Friday 15 February 2013

Victorian researchers trial revolutionary new eye treatment

A revolutionary new laser treatment for one of the leading causes of blindness is showing promise in a trial being conducted at the Melbourne-based Centre for Eye Research Australia (CERA), funded by the State Government of Victoria, Australia.
Professor Robyn Guymer with an eye chart.
The trial into dry age-related macular degeneration (AMD) is leading the world in treatment for the debilitating disease, which is the main cause of vision loss in Australia.

AMD is a progressive disease affecting the central area of the retina called the macula. Half a million Australians – 15 percent of people over 50 – live with the early stages of the disease, which is estimated to cost the community more than AU$2.6 billion annually.

The trial, involving 50 patients, is being conducted by CERA and the University of Melbourne in partnership with Ellex. It is being carried out at the Royal Victorian Eye and Ear Hospital, with further research contributed to by Dr Erica Fletcher and Professor Algis Vingrys from the University of Melbourne.

Head of Macular Research at CERA, Professor Robyn Guymer, said Retina Regeneration Therapy (Ellex 2RT™), unlike existing AMD treatments, targets the disease in its early stages before sight is lost.

“What has been quite unexpected in the trials so far is that the treatment is arresting progression not only in the treated eye but, intriguingly, in the other eye as well,” Prof. Guymer said.

Prof. Guymer said the treatment involves a novel laser device, an Australian designed and manufactured laser by Ellex R&D Pty Ltd, which is specially designed to deliver a controlled nanosecond dose of laser energy into the eye.

“These initial results suggest Retinal Regeneration Therapy eliminates the yellow deposits known as ‘drusen,’ which are present in the retinal tissue of people with age-related macular degeneration,” she said.

“Disappearance of the drusen hopefully reflects a slowing or reversal of the degenerative processes that lead to the disease.”

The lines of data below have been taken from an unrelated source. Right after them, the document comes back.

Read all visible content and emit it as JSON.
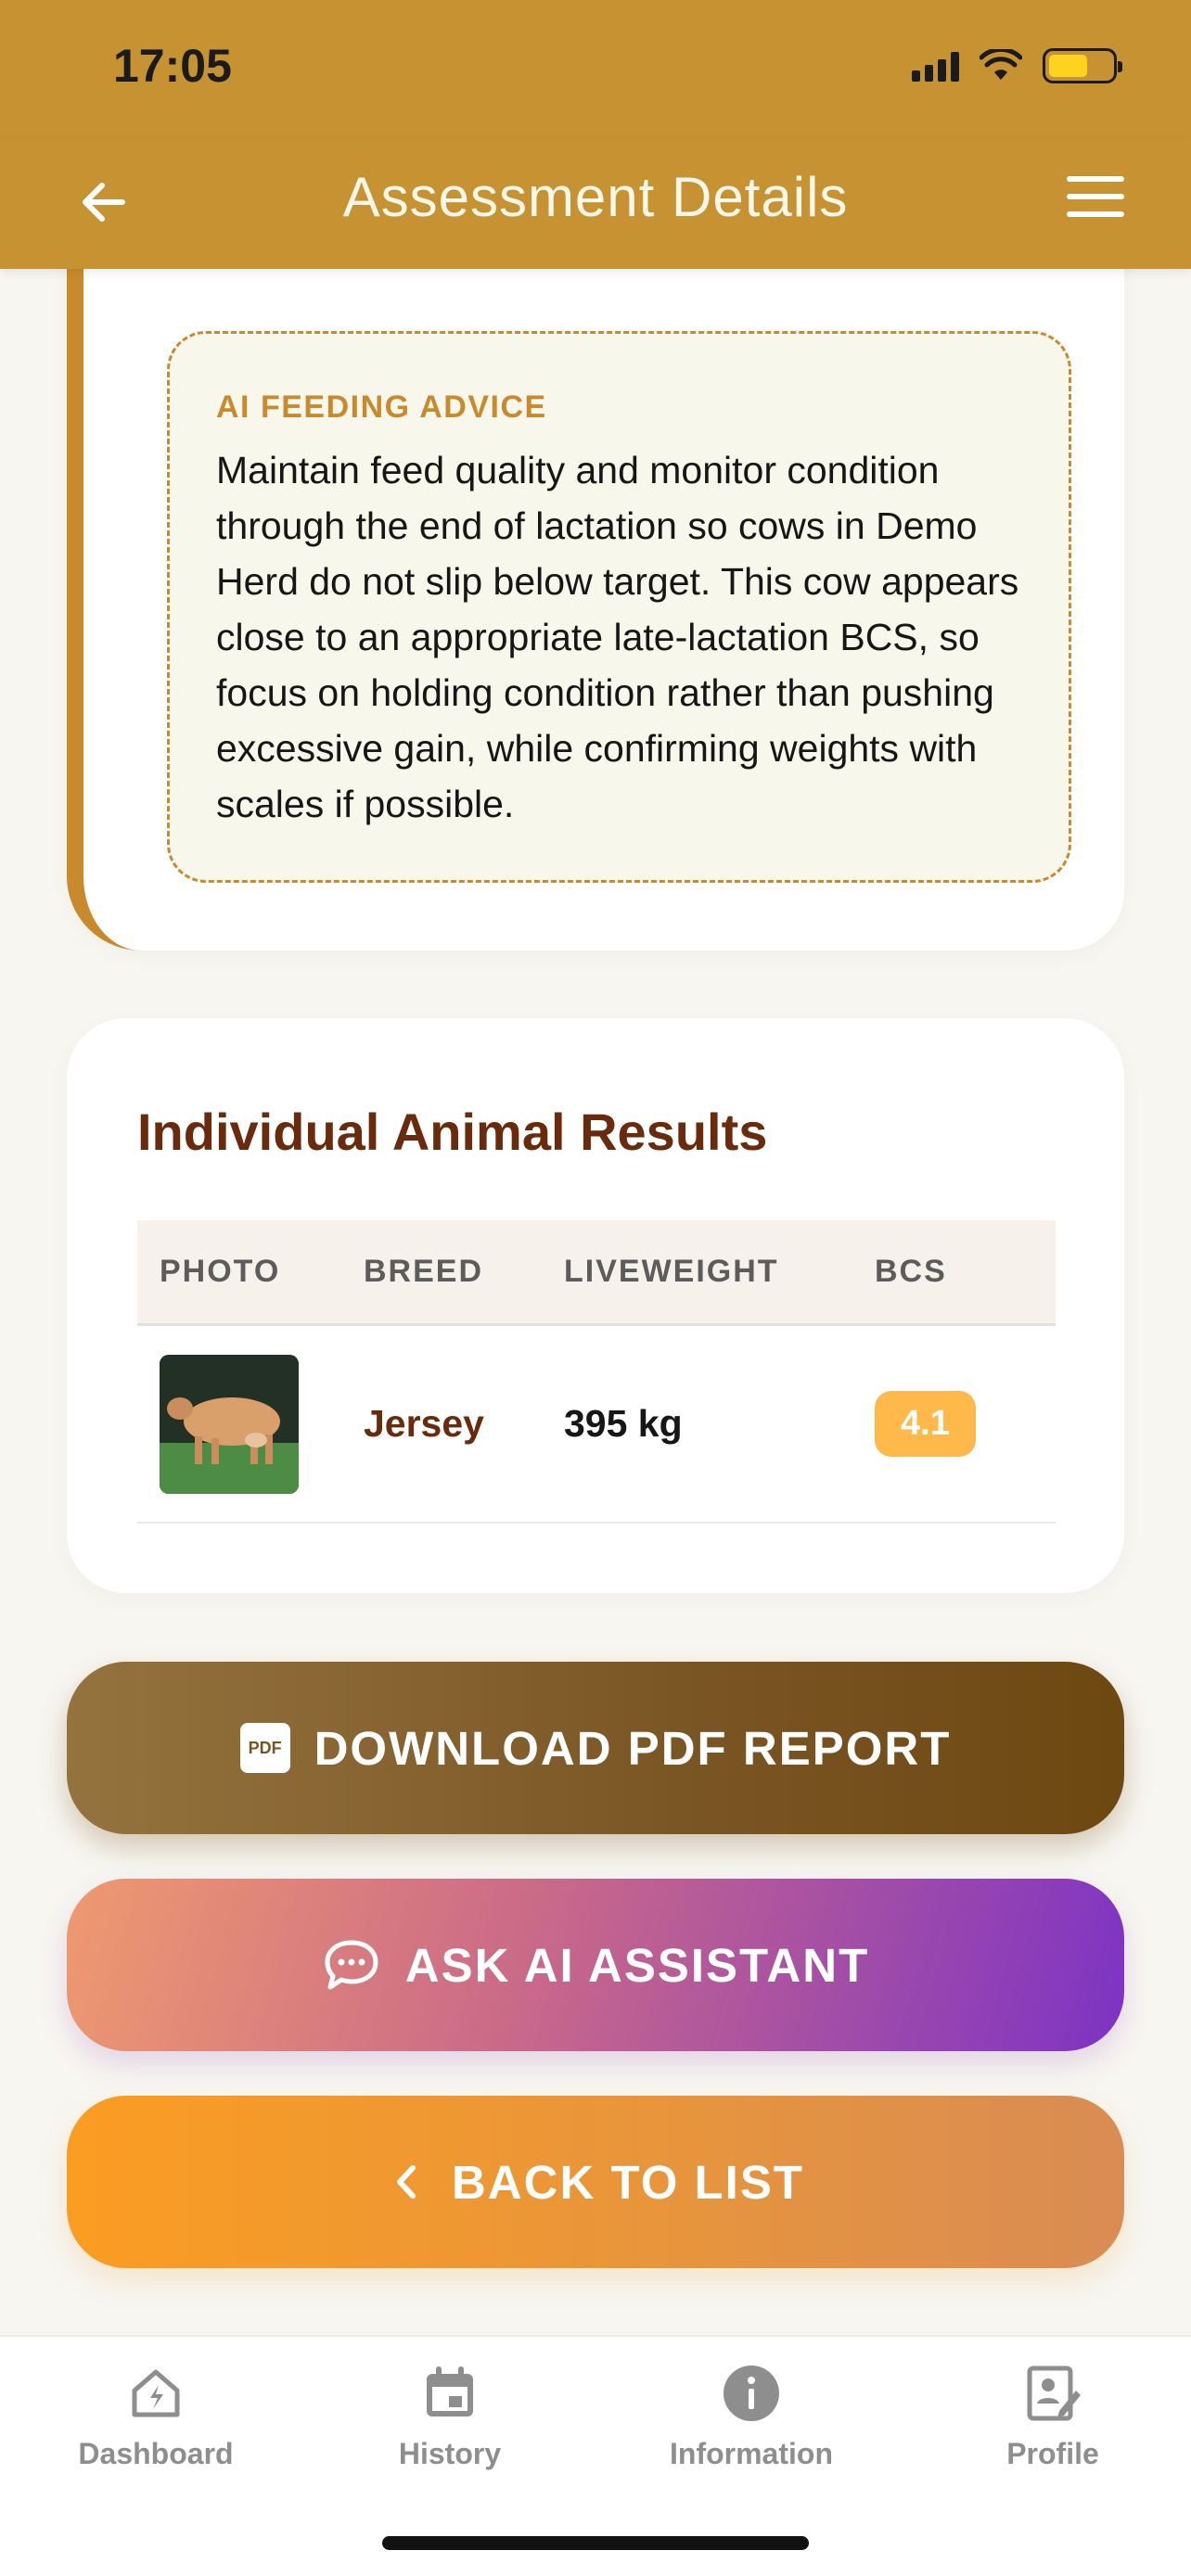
{
  "status_bar": {
    "time": "17:05"
  },
  "header": {
    "title": "Assessment Details"
  },
  "ai_advice": {
    "title": "AI FEEDING ADVICE",
    "text": "Maintain feed quality and monitor condition through the end of lactation so cows in Demo Herd do not slip below target. This cow appears close to an appropriate late-lactation BCS, so focus on holding condition rather than pushing excessive gain, while confirming weights with scales if possible."
  },
  "results": {
    "title": "Individual Animal Results",
    "columns": [
      "PHOTO",
      "BREED",
      "LIVEWEIGHT",
      "BCS"
    ],
    "rows": [
      {
        "breed": "Jersey",
        "liveweight": "395 kg",
        "bcs": "4.1"
      }
    ]
  },
  "buttons": {
    "pdf": "DOWNLOAD PDF REPORT",
    "pdf_icon_text": "PDF",
    "ai": "ASK AI ASSISTANT",
    "back": "BACK TO LIST"
  },
  "tabbar": {
    "items": [
      {
        "label": "Dashboard",
        "icon": "home-icon"
      },
      {
        "label": "History",
        "icon": "calendar-icon"
      },
      {
        "label": "Information",
        "icon": "info-icon"
      },
      {
        "label": "Profile",
        "icon": "profile-edit-icon"
      }
    ]
  },
  "colors": {
    "header": "#c69232",
    "accent_brown": "#6a2a0c",
    "advice_border": "#c98a2e",
    "bcs_badge": "#ffb84a"
  }
}
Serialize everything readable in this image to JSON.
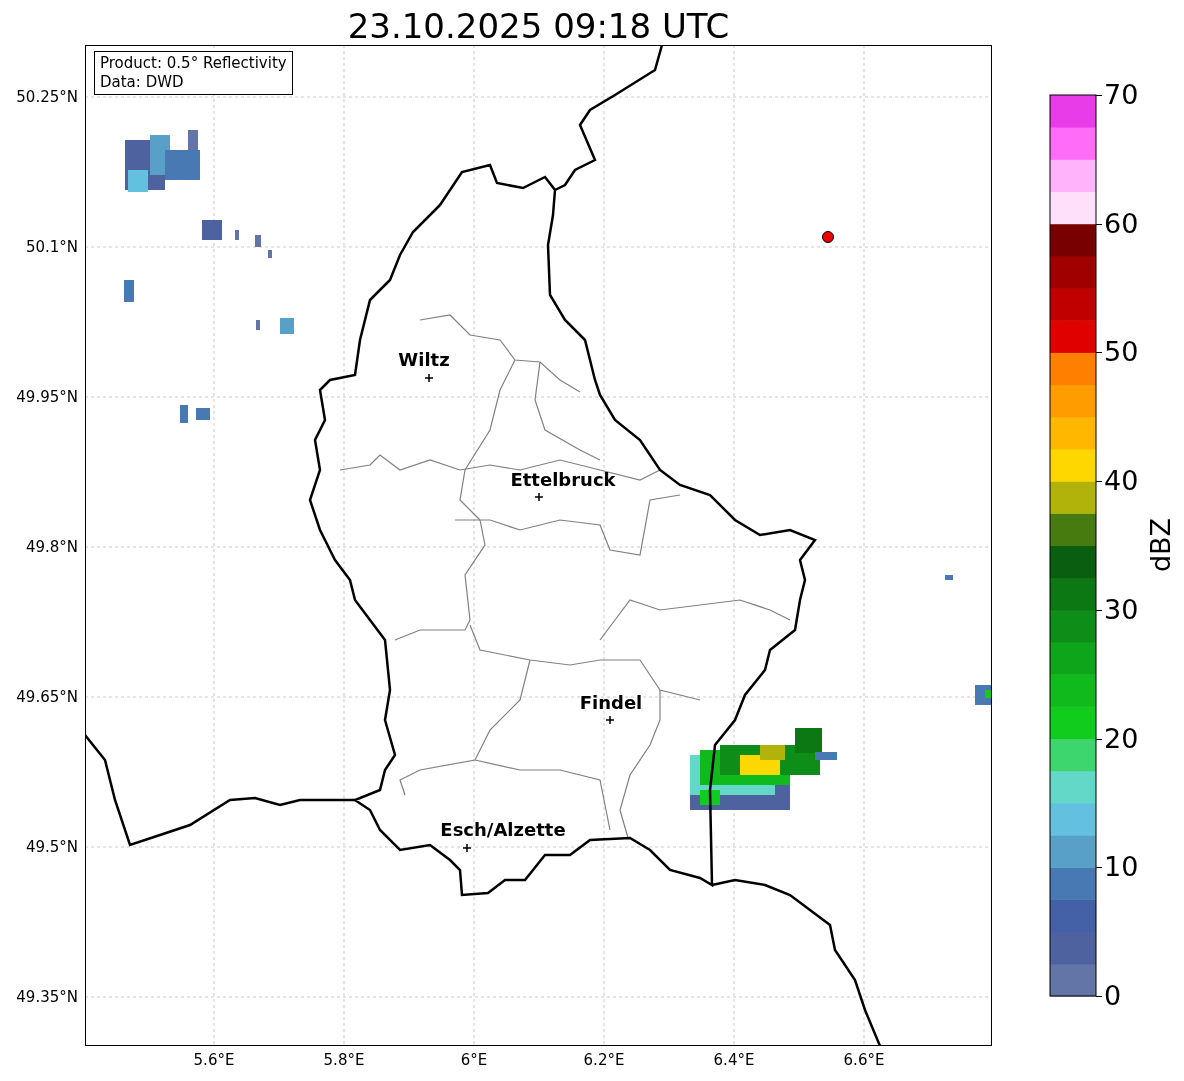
{
  "title": "23.10.2025 09:18 UTC",
  "info_box": {
    "lines": [
      "Product: 0.5° Reflectivity",
      "Data: DWD"
    ]
  },
  "map": {
    "xticks": [
      "5.6°E",
      "5.8°E",
      "6°E",
      "6.2°E",
      "6.4°E",
      "6.6°E"
    ],
    "yticks": [
      "50.25°N",
      "50.1°N",
      "49.95°N",
      "49.8°N",
      "49.65°N",
      "49.5°N",
      "49.35°N"
    ],
    "cities": [
      {
        "name": "Wiltz"
      },
      {
        "name": "Ettelbruck"
      },
      {
        "name": "Findel"
      },
      {
        "name": "Esch/Alzette"
      }
    ]
  },
  "colorbar": {
    "label": "dBZ",
    "ticks": [
      "70",
      "60",
      "50",
      "40",
      "30",
      "20",
      "10",
      "0"
    ],
    "bins": [
      {
        "color": "#6374a6"
      },
      {
        "color": "#4f62a0"
      },
      {
        "color": "#4460a6"
      },
      {
        "color": "#4979b3"
      },
      {
        "color": "#59a0c8"
      },
      {
        "color": "#63c1df"
      },
      {
        "color": "#63d8c8"
      },
      {
        "color": "#3dd56e"
      },
      {
        "color": "#11cc1c"
      },
      {
        "color": "#10b91c"
      },
      {
        "color": "#0fa51a"
      },
      {
        "color": "#0e8d18"
      },
      {
        "color": "#0b7814"
      },
      {
        "color": "#095e0f"
      },
      {
        "color": "#477a0f"
      },
      {
        "color": "#b1b30a"
      },
      {
        "color": "#ffd700"
      },
      {
        "color": "#ffb700"
      },
      {
        "color": "#ff9c00"
      },
      {
        "color": "#ff7f00"
      },
      {
        "color": "#e10000"
      },
      {
        "color": "#c00000"
      },
      {
        "color": "#a00000"
      },
      {
        "color": "#780000"
      },
      {
        "color": "#ffe0fa"
      },
      {
        "color": "#ffb3fb"
      },
      {
        "color": "#ff6df8"
      },
      {
        "color": "#e93ce9"
      }
    ]
  }
}
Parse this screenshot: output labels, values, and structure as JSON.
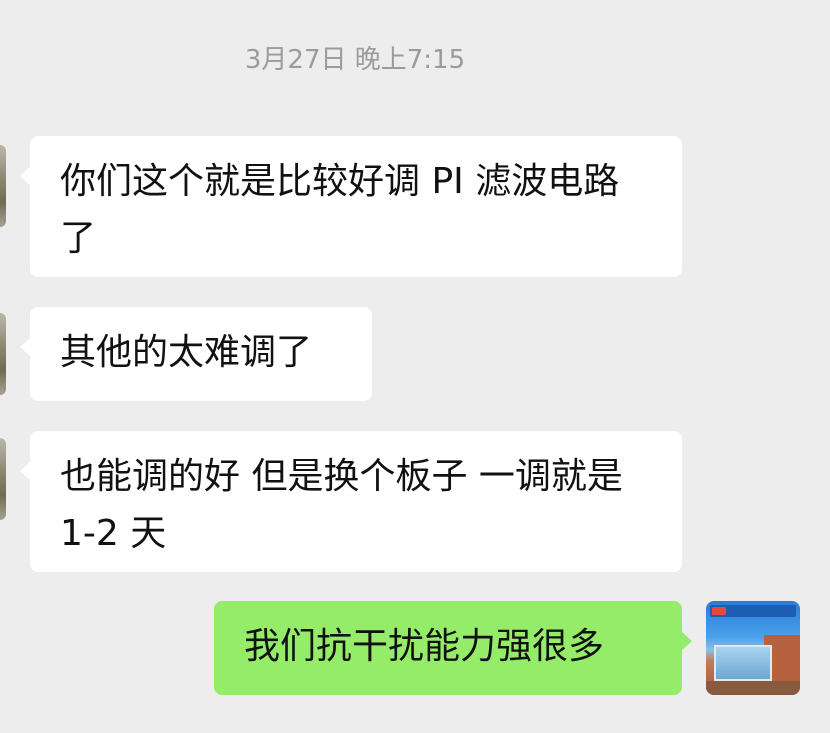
{
  "chat": {
    "timestamp": "3月27日 晚上7:15",
    "messages": [
      {
        "side": "left",
        "text": "你们这个就是比较好调 PI 滤波电路了"
      },
      {
        "side": "left",
        "text": "其他的太难调了"
      },
      {
        "side": "left",
        "text": "也能调的好  但是换个板子 一调就是 1-2 天"
      },
      {
        "side": "right",
        "text": "我们抗干扰能力强很多"
      }
    ]
  },
  "colors": {
    "background": "#ededed",
    "incoming_bubble": "#ffffff",
    "outgoing_bubble": "#95ec69",
    "timestamp": "#9b9b9b"
  },
  "icons": {
    "contact_avatar": "contact-avatar-icon",
    "self_avatar": "company-building-avatar-icon"
  }
}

Victorian Innovation Minister Gavin Jennings said that the results so far were extremely exciting.

"The treatment is working consistently and, given the positive results to date, it is likely people around the world will be keen to use the treatment – the only treatment available to slow the disease,” he said.

“By helping fund trials such as the world-first retina regeneration therapy, the State Government of Victoria, Australia is taking action to improve the health of millions of people,” Mr. Jennings said.

“Victoria is home to some of the world’s leading scientists and scientific facilities, and we are committed to supporting this innovative industry that not only improves the quality of lives for Victorians but also creates jobs.”

The State Government of Victoria, Australia provided AU$540,000 through the AU$41 million Victoria’s Science Agenda Investment Fund for CERA to conduct the trial.

The announcement coincides with BIO2010 in Chicago, the world's largest biotechnology convention, where the Governor of Victoria Professor David de Kretser, AC is leading a Victorian consortium of investors and biotechnology companies.

1 comment:

  1. This research is interesting and hopefully will improve our understanding of dry macular degeneration treatment. Low intensity macula laser treatment is not new, as it has been used for a long time in treating diabetic macula disease etc. What is new is that in this small uncontrolled study, there seems to be a beneficial effect in the patients other, untreated eye. If this effect is duplicated in larger scale controlled studies, it could be a major breakthrough in macular degeneration treatment. It is important to remember that this is still in the research stage with most british retinal specialists holding back till more facts and follow up are available. Lets all watch this space!